Big skies… this is the working title for a new project I’m working on. I announced last week that Sechrest Gallery at High Point University invited me to show Paper Mountain, Sky Project and a group of paintings for a solo exhibit in the fall, and installation for the show starts exactly 90 days from today. Because I want to make a lot A LOT of paintings between now and then, I decided what this exhibit needs is a wall-full of paintings – sky paintings to be specific.
So I am making 50 sky paintings that will literally cover one of the gallery walls.
The paintings will be hung in a grid 19ft tall and 17ft wide.
I’ve decided to use acrylic on Yupo, a polypropylene paper. The acrylic dries relatively fast compared to oil paint, so I can easily stack finished paintings as I work. As for the Yupo paper, I like how slick it is to paint on, and I know that it will sit against the wall rather than buckle.

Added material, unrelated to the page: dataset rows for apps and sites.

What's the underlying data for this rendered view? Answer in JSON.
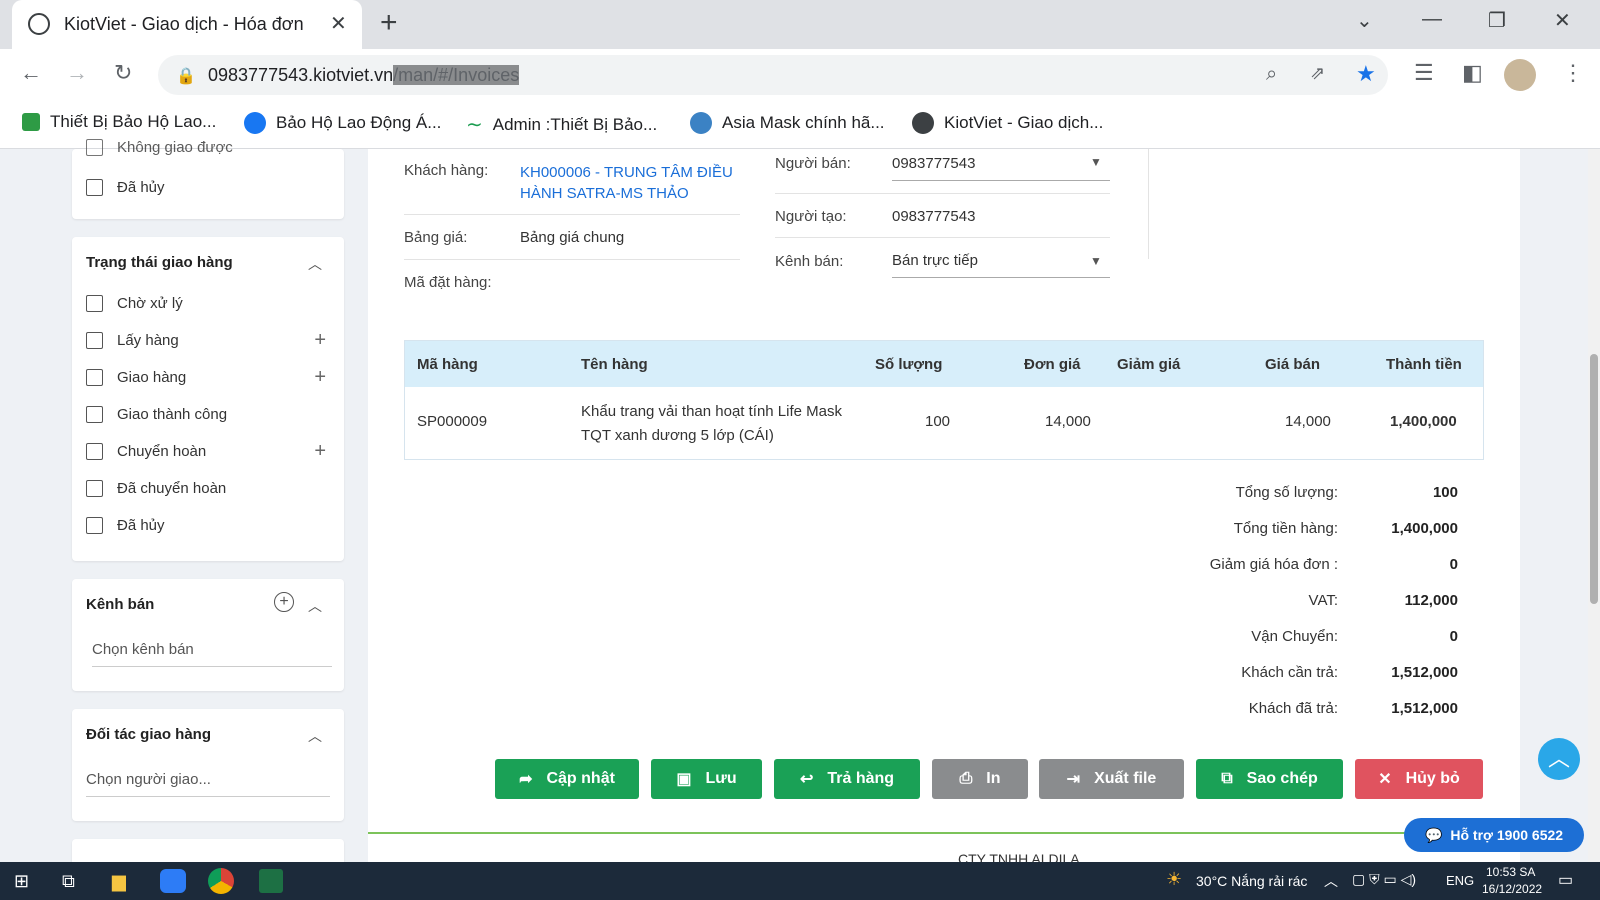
{
  "browser": {
    "tab_title": "KiotViet - Giao dịch - Hóa đơn",
    "url_host": "0983777543.kiotviet.vn",
    "url_path": "/man/#/Invoices",
    "bookmarks": [
      {
        "label": "Thiết Bị Bảo Hộ Lao...",
        "icon": "asia-safe-logo-icon",
        "color": "#2e9b45"
      },
      {
        "label": "Bảo Hộ Lao Động Á...",
        "icon": "facebook-icon",
        "color": "#1877f2"
      },
      {
        "label": "Admin :Thiết Bị Bảo...",
        "icon": "wave-icon",
        "color": "#1a9c4f"
      },
      {
        "label": "Asia Mask chính hã...",
        "icon": "globe-grid-icon",
        "color": "#3b82c4"
      },
      {
        "label": "KiotViet - Giao dịch...",
        "icon": "globe-icon",
        "color": "#3c4043"
      }
    ]
  },
  "sidebar": {
    "top_partial_label": "Không giao được",
    "top_cancelled": "Đã hủy",
    "delivery_status": {
      "title": "Trạng thái giao hàng",
      "items": [
        {
          "label": "Chờ xử lý",
          "expandable": false
        },
        {
          "label": "Lấy hàng",
          "expandable": true
        },
        {
          "label": "Giao hàng",
          "expandable": true
        },
        {
          "label": "Giao thành công",
          "expandable": false
        },
        {
          "label": "Chuyển hoàn",
          "expandable": true
        },
        {
          "label": "Đã chuyển hoàn",
          "expandable": false
        },
        {
          "label": "Đã hủy",
          "expandable": false
        }
      ]
    },
    "channel": {
      "title": "Kênh bán",
      "placeholder": "Chọn kênh bán"
    },
    "partner": {
      "title": "Đối tác giao hàng",
      "placeholder": "Chọn người giao..."
    }
  },
  "invoice": {
    "customer_label": "Khách hàng:",
    "customer_value": "KH000006 - TRUNG TÂM ĐIỀU HÀNH SATRA-MS THẢO",
    "pricebook_label": "Bảng giá:",
    "pricebook_value": "Bảng giá chung",
    "order_code_label": "Mã đặt hàng:",
    "seller_label": "Người bán:",
    "seller_value": "0983777543",
    "creator_label": "Người tạo:",
    "creator_value": "0983777543",
    "channel_label": "Kênh bán:",
    "channel_value": "Bán trực tiếp"
  },
  "table": {
    "headers": [
      "Mã hàng",
      "Tên hàng",
      "Số lượng",
      "Đơn giá",
      "Giảm giá",
      "Giá bán",
      "Thành tiền"
    ],
    "rows": [
      {
        "code": "SP000009",
        "name": "Khẩu trang vải than hoạt tính Life Mask TQT xanh dương 5 lớp (CÁI)",
        "qty": "100",
        "unit_price": "14,000",
        "discount": "",
        "sale_price": "14,000",
        "total": "1,400,000"
      }
    ]
  },
  "summary": [
    {
      "label": "Tổng số lượng:",
      "value": "100"
    },
    {
      "label": "Tổng tiền hàng:",
      "value": "1,400,000"
    },
    {
      "label": "Giảm giá hóa đơn :",
      "value": "0"
    },
    {
      "label": "VAT:",
      "value": "112,000"
    },
    {
      "label": "Vận Chuyển:",
      "value": "0"
    },
    {
      "label": "Khách cần trả:",
      "value": "1,512,000"
    },
    {
      "label": "Khách đã trả:",
      "value": "1,512,000"
    }
  ],
  "actions": {
    "update": "Cập nhật",
    "save": "Lưu",
    "return": "Trả hàng",
    "print": "In",
    "export": "Xuất file",
    "copy": "Sao chép",
    "cancel": "Hủy bỏ"
  },
  "footer_partial": "CTY TNHH ALDILA",
  "support": "Hỗ trợ 1900 6522",
  "taskbar": {
    "weather": "30°C  Nắng rải rác",
    "lang": "ENG",
    "time": "10:53 SA",
    "date": "16/12/2022"
  },
  "colors": {
    "brand_green": "#1aa156",
    "link_blue": "#1a6ed8",
    "cancel_red": "#e0535f",
    "table_header": "#d7eefa"
  }
}
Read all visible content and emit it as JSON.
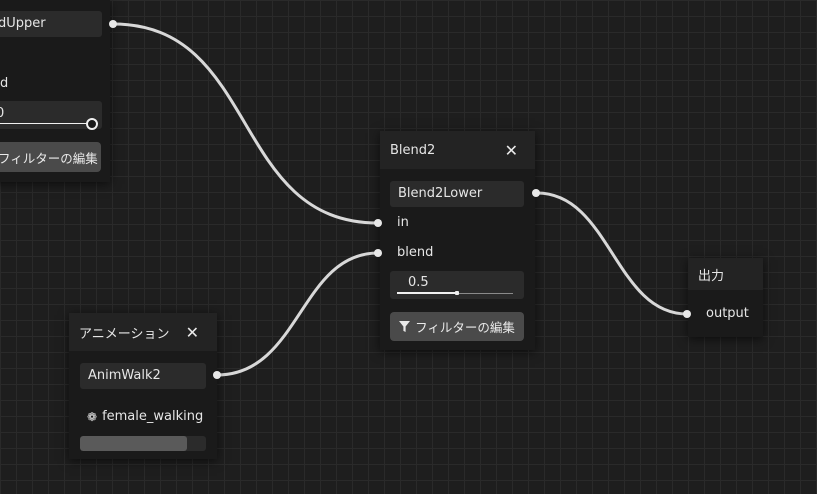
{
  "colors": {
    "background": "#1e1e1e",
    "grid": "#2a2a2a",
    "node_body": "#1a1a1a",
    "node_header": "#232323",
    "field": "#2b2b2b",
    "button": "#4a4a4a",
    "wire": "#d8d8d8"
  },
  "node_upper": {
    "name": "dUpper",
    "port_label": "d",
    "slider_value": "0",
    "filter_label": "フィルターの編集",
    "filter_icon": "filter-icon"
  },
  "node_blend2": {
    "title": "Blend2",
    "close_icon": "close-icon",
    "name": "Blend2Lower",
    "port_in": "in",
    "port_blend": "blend",
    "slider_value": "0.5",
    "slider_level": 0.5,
    "filter_label": "フィルターの編集",
    "filter_icon": "filter-icon"
  },
  "node_animation": {
    "title": "アニメーション",
    "close_icon": "close-icon",
    "name": "AnimWalk2",
    "clip_icon": "film-reel-icon",
    "clip": "female_walking",
    "progress": 0.85
  },
  "node_output": {
    "title": "出力",
    "port": "output"
  }
}
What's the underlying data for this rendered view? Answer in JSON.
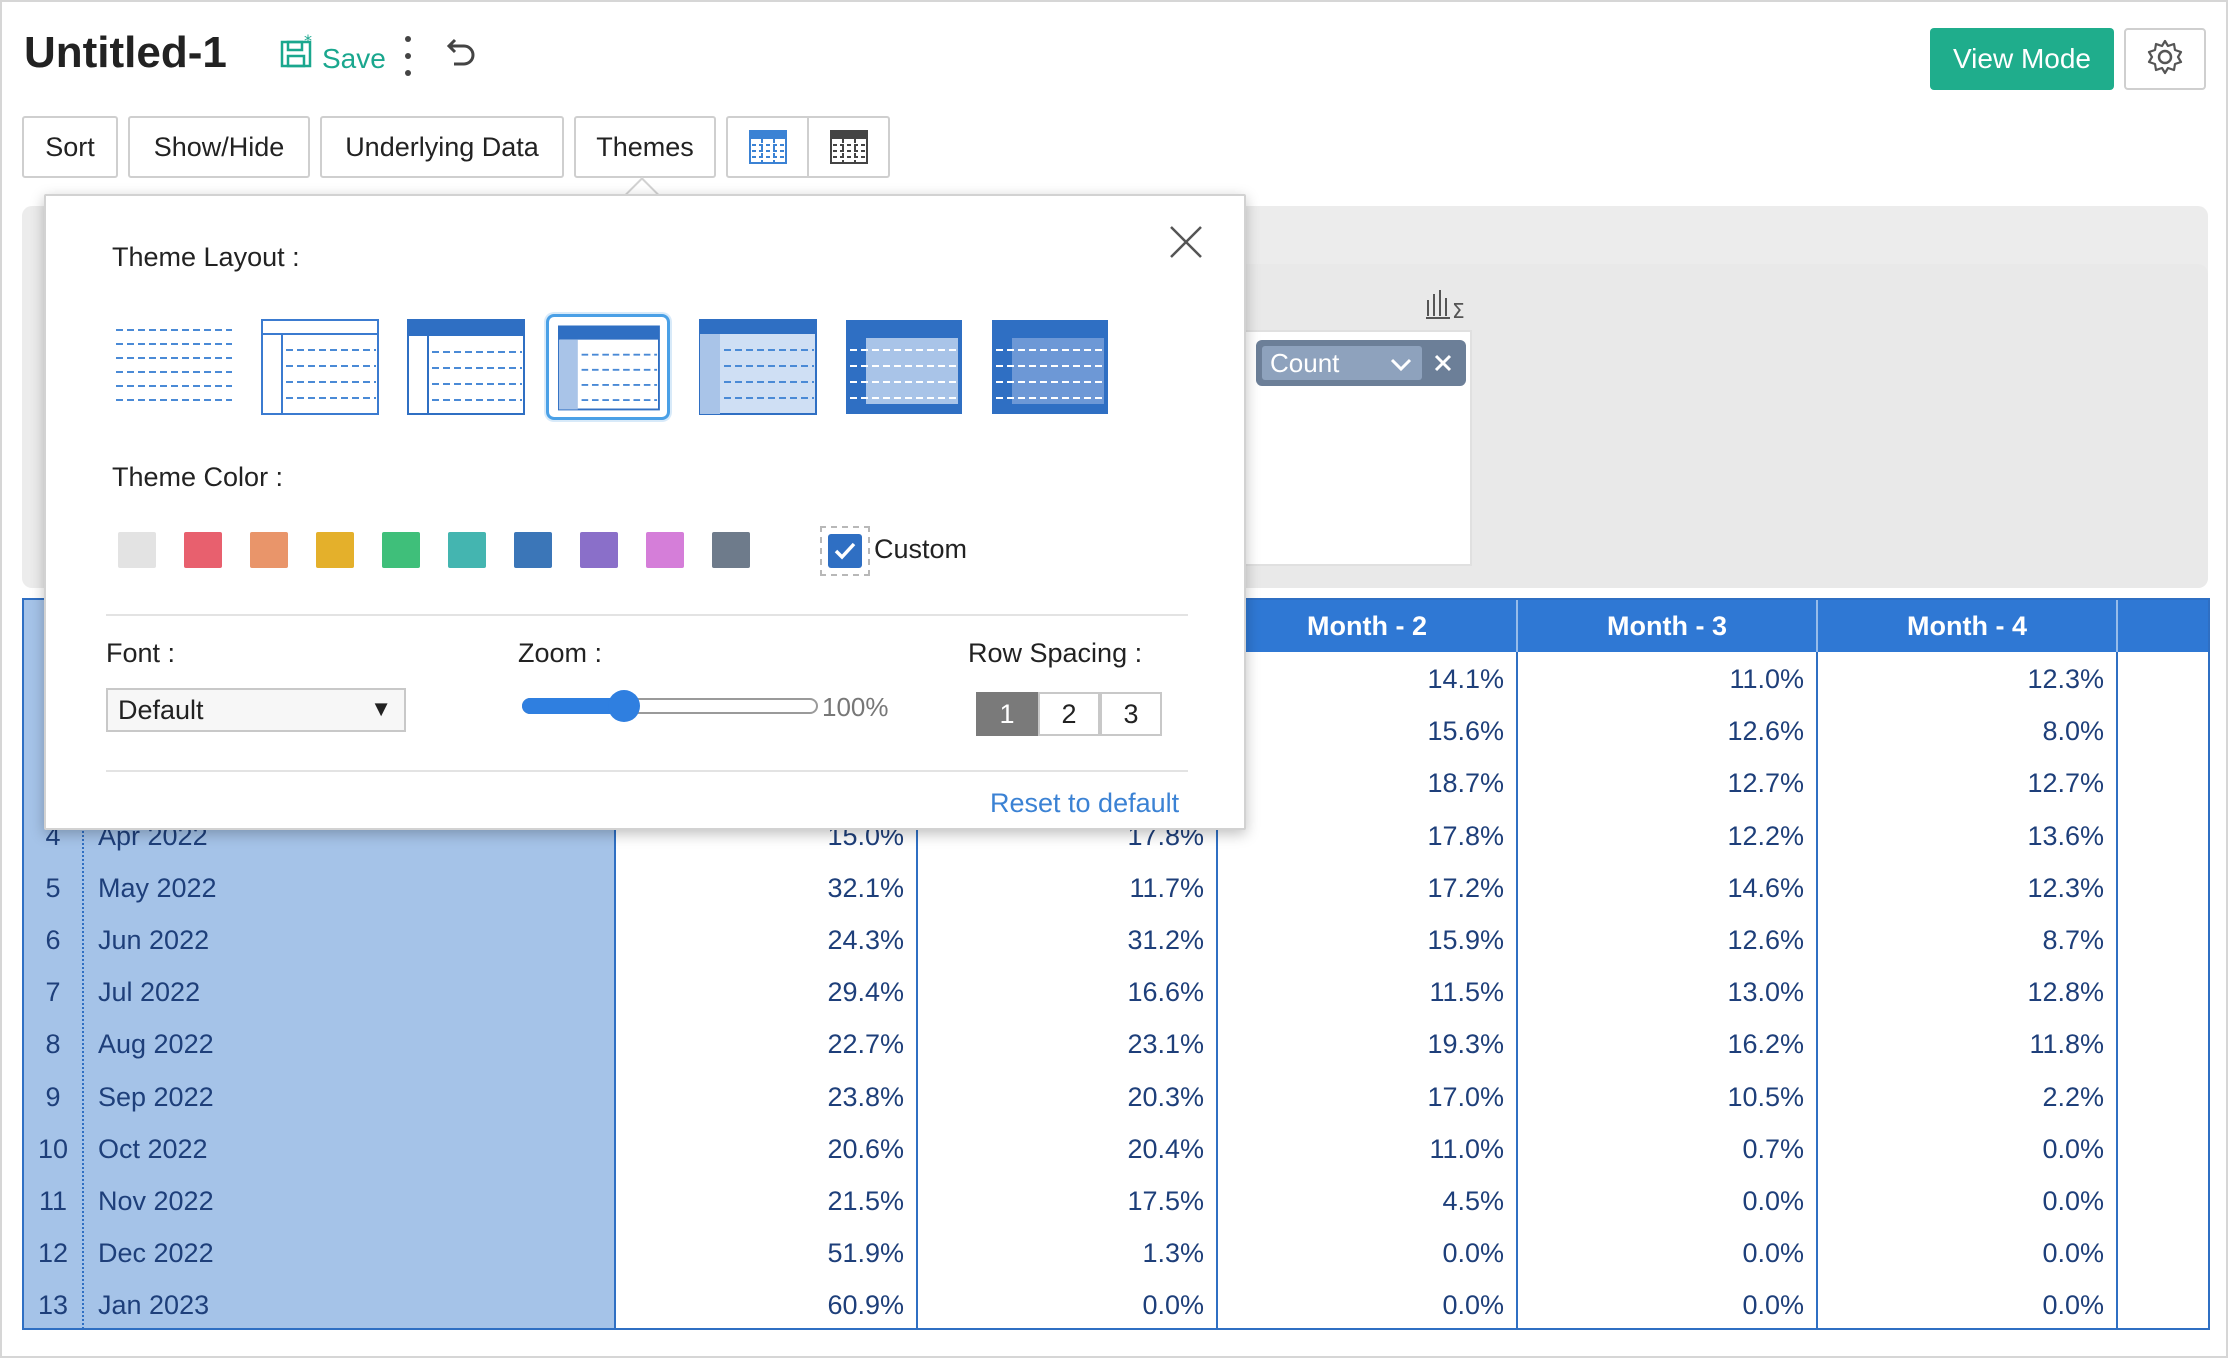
{
  "header": {
    "title": "Untitled-1",
    "save_label": "Save",
    "view_mode_label": "View Mode"
  },
  "toolbar": {
    "sort": "Sort",
    "show_hide": "Show/Hide",
    "underlying_data": "Underlying Data",
    "themes": "Themes"
  },
  "drop_zone": {
    "measure_label": "Count"
  },
  "theme_popover": {
    "layout_label": "Theme Layout :",
    "color_label": "Theme Color :",
    "custom_label": "Custom",
    "custom_checked": true,
    "font_label": "Font :",
    "font_value": "Default",
    "zoom_label": "Zoom :",
    "zoom_value": "100%",
    "zoom_fraction": 0.28,
    "row_spacing_label": "Row Spacing :",
    "row_spacing_options": [
      "1",
      "2",
      "3"
    ],
    "row_spacing_selected": "1",
    "reset_label": "Reset to default",
    "selected_layout": 4,
    "colors": [
      "#e3e3e3",
      "#e8606e",
      "#e9956a",
      "#e4b02b",
      "#3fbf7a",
      "#44b5b0",
      "#3b76b8",
      "#8a6fc9",
      "#d57ed9",
      "#6e7b8b"
    ]
  },
  "table": {
    "headers": [
      "Month - 2",
      "Month - 3",
      "Month - 4"
    ],
    "rows": [
      {
        "idx": "",
        "month": "",
        "cols": [
          "",
          "",
          "14.1%",
          "11.0%",
          "12.3%"
        ]
      },
      {
        "idx": "",
        "month": "",
        "cols": [
          "",
          "",
          "15.6%",
          "12.6%",
          "8.0%"
        ]
      },
      {
        "idx": "",
        "month": "",
        "cols": [
          "",
          "",
          "18.7%",
          "12.7%",
          "12.7%"
        ]
      },
      {
        "idx": "4",
        "month": "Apr 2022",
        "cols": [
          "15.0%",
          "17.8%",
          "17.8%",
          "12.2%",
          "13.6%"
        ]
      },
      {
        "idx": "5",
        "month": "May 2022",
        "cols": [
          "32.1%",
          "11.7%",
          "17.2%",
          "14.6%",
          "12.3%"
        ]
      },
      {
        "idx": "6",
        "month": "Jun 2022",
        "cols": [
          "24.3%",
          "31.2%",
          "15.9%",
          "12.6%",
          "8.7%"
        ]
      },
      {
        "idx": "7",
        "month": "Jul 2022",
        "cols": [
          "29.4%",
          "16.6%",
          "11.5%",
          "13.0%",
          "12.8%"
        ]
      },
      {
        "idx": "8",
        "month": "Aug 2022",
        "cols": [
          "22.7%",
          "23.1%",
          "19.3%",
          "16.2%",
          "11.8%"
        ]
      },
      {
        "idx": "9",
        "month": "Sep 2022",
        "cols": [
          "23.8%",
          "20.3%",
          "17.0%",
          "10.5%",
          "2.2%"
        ]
      },
      {
        "idx": "10",
        "month": "Oct 2022",
        "cols": [
          "20.6%",
          "20.4%",
          "11.0%",
          "0.7%",
          "0.0%"
        ]
      },
      {
        "idx": "11",
        "month": "Nov 2022",
        "cols": [
          "21.5%",
          "17.5%",
          "4.5%",
          "0.0%",
          "0.0%"
        ]
      },
      {
        "idx": "12",
        "month": "Dec 2022",
        "cols": [
          "51.9%",
          "1.3%",
          "0.0%",
          "0.0%",
          "0.0%"
        ]
      },
      {
        "idx": "13",
        "month": "Jan 2023",
        "cols": [
          "60.9%",
          "0.0%",
          "0.0%",
          "0.0%",
          "0.0%"
        ]
      }
    ]
  }
}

Why am I using paper rather than wood or canvas to make these paintings? I want the images to sit flat on the wall rather than jut out into space like a panel does. I don’t want the objectness of a panel.
I’ll share with you progress on this project as I go, so stay tuned for images as I figure things out.
In the meantime, I’ll leave you with an image of a sky I particularly like. This is Field and forest with red, one of the paintings from my Tiny Landscapes collection. I enjoy being able to see some of the underpainting of the sky… bits of pink and gold glimpsing through layers of sky and cloud. This little painting is acrylic on wood panel and measures 6×6 inches.
Like a lot of artists, I use photography to document my work and to share my process with the world. I sometimes take photos as reference material for my work. And sometimes the photos make the work. In one of my newest works, Sky Project, I crowdsourced photos of the sky via Instagram to make a video projection. People from all over the world shared photos.
The project is a reaction to the outdoor experience as filtered through our phones. We take photos of everywhere we go and everything we do and share them on social platforms such as Instagram. Many people’s experience of the outdoors is entirely based on what is Instagrammable. So how do we continue to have unmediated experiences in nature with the constant distraction of telephones in our lives? Can we still do that?
While technology like our phones and social media connect us, they also sometimes broaden the divisions between us. When we go outside with friends and family, we can feel genuinely deep connections both with each other and the outdoors. Through Sky Project, I encouraged people to look up from their phones, toward the sky that we share with everyone else – to get outside and to look around. Ultimately, I want my work to spur viewers to get outside and experience nature for themselves. I hope that by doing this, we can forge more profound connections with each other and develop a deep appreciation of nature together.
I finished installing Paper Mountain at Elder Gallery of Contemporary Art last week. After one year of planning, three months of folding paper cranes, and one week of installation with a team, it feels good to see the project come to life and to share it with others.
Below are two time lapse videos showing the installation process from Saturday night through Wednesday. I used GoPros to shoot one photo per minute for the duration of the installation. The first video was shot from the ground floor, and the second was shot from the mezzanine for a bird’s eye view. These are the steps we followed to install Paper Mountain:
Assemble the scaffold (not for the faint of heart)
Place tape on the floor to mark the footprint of the mountain
Attach the wire fence to the ceiling trusses
Tie fishing line to the wire
Open each crane (fold wings down)
Pierce the top of a crane with a needle
Run fishing line through a crane
Place crane at correct height
Squeeze split shot (small lead weight) under the bird to hold it in place
On November 14th, 2018, I started folding 1200 birds for Paper Mountain. Well I actually started earlier, but all the birds I folded before then didn’t make the cut. I was testing out papers, and didn’t find the right combination of size and weight until the middle of November. So from mid November until February 12th, I folded birds every single day without fail (except for 3 days spent painting at a workshop). In this video, I am folding the last of the 1200 birds. As soon as I folded that last bird, I felt a tinge of nostalgia. I really enjoyed my daily folding (typically 1-2 hours per day).
From March 9-14, I’ll be installing Paper Mountain and Sky Project at Elder Gallery of Contemporary Art in Charlotte, NC. The exhibit opens on March 15th. I’m still raising money to make this project happen, and I’d love it if you would contribute and be a part of this big undertaking. Thanks to everyone who has already contributed to the project!
Please forward and share this with all your friends!
Note: The video is sped up 2x and it’s set to Ella Fitzgerald’s “A-Tisket, A-Tasket.”
From now until March 2019, I am working on a project for Elder Gallery of Contemporary Art in Charlotte, NC.
This project has two parts, a very large paper mountain and a video projection of skies.
The idea behind this is to create an experience that evokes the outdoor environment. As a painter, my work is about the intersection of the outdoor experience and art. Because painting is inherently a two dimensional experience, this installation is a way to create a more immersive experience for viewers.
I’m looking for partners to help cover the costs of the project. There are the material and equipment costs to build the mountain and to create the sky project, staff to assist with the building of the mountain, and all the time and work I am doing between now and March to make the project successfully come to life.